3. He Swallowed His Wife
Wow, history really does repeat itself, doesn't it? Metis, named for the Greek phrase for "cunning intelligence," was Zeus's first wife. As her name suggests, she had a reputation for being rather wise and prophetic. Unfortunately, she made the mistake of telling her husband one of her prophecies: She and Zeus would have a son who would become more powerful than his father. Zeus wasn't down for a demotion, so his solution was to swallow the evidence of the prediction — literally. He swallowed Metis (possibly when she was in the form of a fly, which kind of makes it less horrific, but not really). "As an unstoppable force that shapes the world and has put all previous gods to flight, Zeus continues to affect mortals and immortals by coupling with women and nymphs to produce heroes and heroines (as well as taking a boy lover on the side)," Martin says.
4. He's Usually Given a Flattering Portrayal in Art
"He is powerfully built, of middle age, bearded and grasps the thunderbolt," Martin says. "He is of course also seen in animal form (a bull when he abducts Europa; a swan when he seduces Leda, for example). In poetry — which is the main form of literature until the fifth century B.C. E. — he is the object of continual praise, as in the Theogony by Hesiod, but also is depicted as quarrelling with his divine wife, Hera, and even being tricked and bested by her." That's the same Hera, by the way, that you know as Zeus's older sister. Awkward.
5. His Family Life Was Rough
Understanding Zeus in a domestic context is, for lack of a better word, messy. "It's complicated," Martin says. "His wife Hera is also his sister; by her he had the war god Ares; the childbirth goddess Eileithyia; and the goddess of eternal youth Hebe. Another goddess with whom Zeus once mated is also his sister — Demeter. Their daughter is Persephone. His brothers, with whom he divided the universe, are Poseidon, god of the sea and Hades, god of the underworld. Then he has a bunch of children by other women and goddesses: Athena by Metis, Artemis and Apollo by Leto, Dionysos by Semele. He is endlessly fecund. Let's not get into his twisted family history when it comes to father, Kronos, and grandfather, Ouranos."

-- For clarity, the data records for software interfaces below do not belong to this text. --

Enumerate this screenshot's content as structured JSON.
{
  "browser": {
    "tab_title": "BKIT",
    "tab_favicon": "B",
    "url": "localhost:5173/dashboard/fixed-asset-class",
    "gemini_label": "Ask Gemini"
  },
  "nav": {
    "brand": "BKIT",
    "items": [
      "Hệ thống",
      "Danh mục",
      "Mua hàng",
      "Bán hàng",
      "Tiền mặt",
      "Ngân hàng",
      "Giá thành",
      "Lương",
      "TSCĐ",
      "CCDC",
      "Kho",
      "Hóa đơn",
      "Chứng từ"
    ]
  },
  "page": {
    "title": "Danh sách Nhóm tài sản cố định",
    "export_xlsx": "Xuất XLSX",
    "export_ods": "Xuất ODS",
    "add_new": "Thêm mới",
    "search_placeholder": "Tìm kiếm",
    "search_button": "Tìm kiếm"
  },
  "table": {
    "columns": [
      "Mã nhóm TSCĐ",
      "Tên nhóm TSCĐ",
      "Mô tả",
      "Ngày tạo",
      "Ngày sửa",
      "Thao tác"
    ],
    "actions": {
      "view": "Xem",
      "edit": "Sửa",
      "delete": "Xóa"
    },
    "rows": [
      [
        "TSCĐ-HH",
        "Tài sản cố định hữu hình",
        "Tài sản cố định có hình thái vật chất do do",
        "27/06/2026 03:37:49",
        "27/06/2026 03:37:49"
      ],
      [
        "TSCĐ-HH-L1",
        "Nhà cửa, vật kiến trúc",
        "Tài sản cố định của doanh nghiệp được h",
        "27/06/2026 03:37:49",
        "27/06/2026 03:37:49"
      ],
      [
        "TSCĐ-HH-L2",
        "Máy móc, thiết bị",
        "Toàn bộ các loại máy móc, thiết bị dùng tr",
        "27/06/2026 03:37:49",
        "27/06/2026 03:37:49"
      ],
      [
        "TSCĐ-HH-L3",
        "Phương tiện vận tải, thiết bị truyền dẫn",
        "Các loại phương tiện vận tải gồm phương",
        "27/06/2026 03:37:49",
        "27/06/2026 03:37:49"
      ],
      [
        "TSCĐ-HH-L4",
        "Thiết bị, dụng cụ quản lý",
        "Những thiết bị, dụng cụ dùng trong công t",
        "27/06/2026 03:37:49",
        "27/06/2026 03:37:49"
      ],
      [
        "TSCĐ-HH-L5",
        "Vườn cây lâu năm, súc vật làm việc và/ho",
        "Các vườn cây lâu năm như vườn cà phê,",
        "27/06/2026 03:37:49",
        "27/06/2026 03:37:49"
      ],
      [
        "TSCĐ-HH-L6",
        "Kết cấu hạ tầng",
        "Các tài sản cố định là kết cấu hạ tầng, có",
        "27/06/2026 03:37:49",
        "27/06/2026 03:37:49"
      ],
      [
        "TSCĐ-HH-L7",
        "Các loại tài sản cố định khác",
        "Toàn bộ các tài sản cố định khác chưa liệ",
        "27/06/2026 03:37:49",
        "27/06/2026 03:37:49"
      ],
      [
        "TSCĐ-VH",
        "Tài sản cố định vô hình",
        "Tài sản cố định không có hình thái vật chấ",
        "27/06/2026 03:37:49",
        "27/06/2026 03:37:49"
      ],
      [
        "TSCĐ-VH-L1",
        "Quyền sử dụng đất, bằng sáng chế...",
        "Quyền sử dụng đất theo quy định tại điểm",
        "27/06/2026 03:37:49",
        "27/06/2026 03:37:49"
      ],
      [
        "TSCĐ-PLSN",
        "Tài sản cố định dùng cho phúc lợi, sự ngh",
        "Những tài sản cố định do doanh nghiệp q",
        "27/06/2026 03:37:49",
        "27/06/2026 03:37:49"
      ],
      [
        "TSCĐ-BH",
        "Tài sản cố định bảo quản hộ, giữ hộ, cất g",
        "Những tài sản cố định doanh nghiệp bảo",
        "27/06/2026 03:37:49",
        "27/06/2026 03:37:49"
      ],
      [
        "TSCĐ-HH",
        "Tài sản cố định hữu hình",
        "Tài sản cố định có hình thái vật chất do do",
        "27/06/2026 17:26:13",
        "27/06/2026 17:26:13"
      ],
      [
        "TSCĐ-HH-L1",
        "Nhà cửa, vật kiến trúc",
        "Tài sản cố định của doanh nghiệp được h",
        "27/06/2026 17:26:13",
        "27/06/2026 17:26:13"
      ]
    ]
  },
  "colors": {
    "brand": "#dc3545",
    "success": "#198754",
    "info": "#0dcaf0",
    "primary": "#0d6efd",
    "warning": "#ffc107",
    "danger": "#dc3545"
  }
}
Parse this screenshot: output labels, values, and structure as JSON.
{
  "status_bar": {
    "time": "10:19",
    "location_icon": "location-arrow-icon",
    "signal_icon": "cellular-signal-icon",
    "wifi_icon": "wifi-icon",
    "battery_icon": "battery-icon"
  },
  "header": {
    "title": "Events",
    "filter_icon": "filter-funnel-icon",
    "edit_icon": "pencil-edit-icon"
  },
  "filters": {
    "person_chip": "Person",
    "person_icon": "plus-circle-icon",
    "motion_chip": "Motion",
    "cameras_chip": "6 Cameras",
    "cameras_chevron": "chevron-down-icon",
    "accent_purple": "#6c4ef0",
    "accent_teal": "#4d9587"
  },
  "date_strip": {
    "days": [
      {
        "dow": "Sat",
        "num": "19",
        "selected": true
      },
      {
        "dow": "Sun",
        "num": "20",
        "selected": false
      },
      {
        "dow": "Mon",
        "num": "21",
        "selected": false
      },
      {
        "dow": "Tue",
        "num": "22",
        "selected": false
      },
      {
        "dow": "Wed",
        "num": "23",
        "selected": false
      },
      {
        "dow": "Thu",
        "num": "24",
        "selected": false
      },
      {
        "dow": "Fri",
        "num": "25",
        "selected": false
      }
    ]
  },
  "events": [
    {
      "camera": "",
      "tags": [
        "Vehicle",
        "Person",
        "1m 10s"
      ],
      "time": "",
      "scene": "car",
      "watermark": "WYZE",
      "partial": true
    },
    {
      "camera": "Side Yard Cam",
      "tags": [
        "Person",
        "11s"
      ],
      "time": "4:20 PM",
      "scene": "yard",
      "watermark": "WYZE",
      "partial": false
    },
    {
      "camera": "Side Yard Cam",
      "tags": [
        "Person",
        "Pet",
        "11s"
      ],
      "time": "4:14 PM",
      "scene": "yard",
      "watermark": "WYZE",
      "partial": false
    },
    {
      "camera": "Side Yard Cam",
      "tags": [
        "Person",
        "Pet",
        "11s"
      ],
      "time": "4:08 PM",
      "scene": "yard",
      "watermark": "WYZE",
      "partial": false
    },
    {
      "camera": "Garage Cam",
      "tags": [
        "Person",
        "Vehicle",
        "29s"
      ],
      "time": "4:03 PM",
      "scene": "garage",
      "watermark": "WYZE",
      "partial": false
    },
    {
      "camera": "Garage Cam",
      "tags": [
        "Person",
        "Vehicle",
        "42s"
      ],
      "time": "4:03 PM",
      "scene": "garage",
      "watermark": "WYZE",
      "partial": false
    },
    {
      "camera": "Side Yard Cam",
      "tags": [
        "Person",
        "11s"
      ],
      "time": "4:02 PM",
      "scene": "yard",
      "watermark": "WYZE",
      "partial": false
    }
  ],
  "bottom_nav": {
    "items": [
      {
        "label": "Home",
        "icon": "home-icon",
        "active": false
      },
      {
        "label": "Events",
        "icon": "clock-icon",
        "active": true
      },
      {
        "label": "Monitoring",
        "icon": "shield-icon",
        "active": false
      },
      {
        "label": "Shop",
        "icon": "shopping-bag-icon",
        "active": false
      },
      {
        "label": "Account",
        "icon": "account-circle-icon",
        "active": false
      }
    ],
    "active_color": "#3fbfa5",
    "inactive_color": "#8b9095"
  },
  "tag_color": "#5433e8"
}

6. His Roman Counterpart Is Similar but Unique
"Jupiter is just a Latin word that is directly related to the Greek 'Zeu -pater,' which meant 'Zeus the father,' Martin says. "'Ju-piter' is actually a compound word, like 'Zeus-father.' In most ways, the myths of Jupiter that one reads in Roman literature are derived from Greek — so there is not much difference. In actual religious worship and rituals, however, Jupiter was much more central to the Roman state than Zeus was to, say, Athens, where he was a bit marginalized by Athena, patron goddess of the city."
7. His Biggest Downfall May Have Been His Libido
"His tendency to chase and mate with females, indiscriminately, got him into trouble a number of times," Martin says. "It's a flaw from the mortal point of view, but gods being gods just do whatever they want and usually don't suffer. Greeks were clever enough to see that, if you transposed the habits of gods onto a human plane, they looked monstrous or comical or both. They never hesitated while making drama or other poems to make fun even of Zeus."